Route4Me also has open APIs, or application programming interfaces. Click on that link if you’re interested in what an API is; read on to know what it can do for your fleet. Open APIs let you customize the Route4Me program to your needs (assuming you know how to code, or you’ve got someone who does know on your IT staff). If you have a need the off-the-shelf program can’t meet, you can customize it, as you would a fleet vehicle.
As an example, Route4Me suggests using their open API to integrate their last mile delivery feature with the addresses in your sales software. As a result, you can get the right addresses into Route4Me without worrying about data entry errors.
Teletrac Navman is a cloud-based fleet management system. In addition to all the usual features, Teletrac gives users some excellent management tools, including multi-mapping and vehicle diagnostics. Multi-mapping gives dispatchers a way to view up to 20 small maps at once, allowing them to keep a closer eye on individual trucks that would otherwise be lost in a sea of dots.
An example of a Teletrac Navman dashboard
Using add-on devices, Teletrac can also capture and decode engine status updates. Depending on the type of vehicle being managed, you can either plug in an OBD-II compatible tracker or drop a J-Bus enabled device under the hood.
Interested in other GPS tracking software?
Knowing the locations and histories of your trucks and techs is as simple as turning on your computer. Finding the right system for your business is the only hurdle between you and a more efficient process.
For a full listing of options, check out Capterra’s fleet management directory.
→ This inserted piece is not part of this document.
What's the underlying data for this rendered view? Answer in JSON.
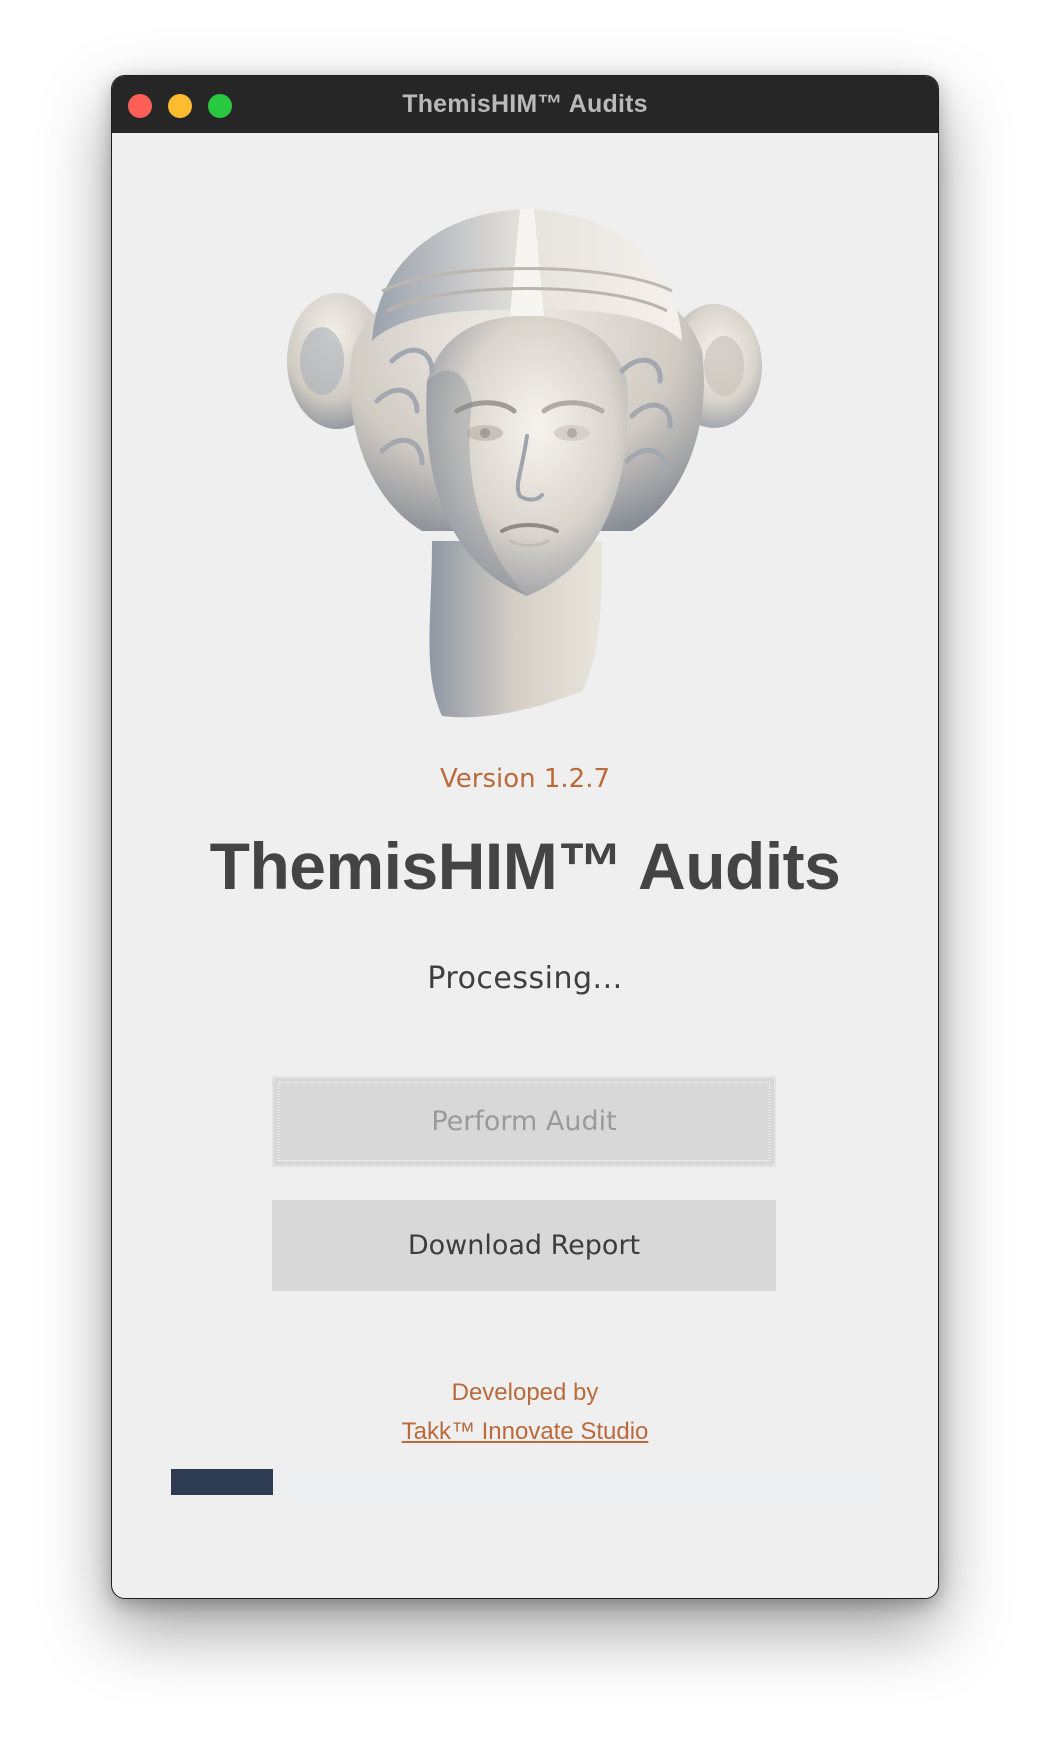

If you’re interested in what else fleet management software can do for you, check out one of these Capterra posts: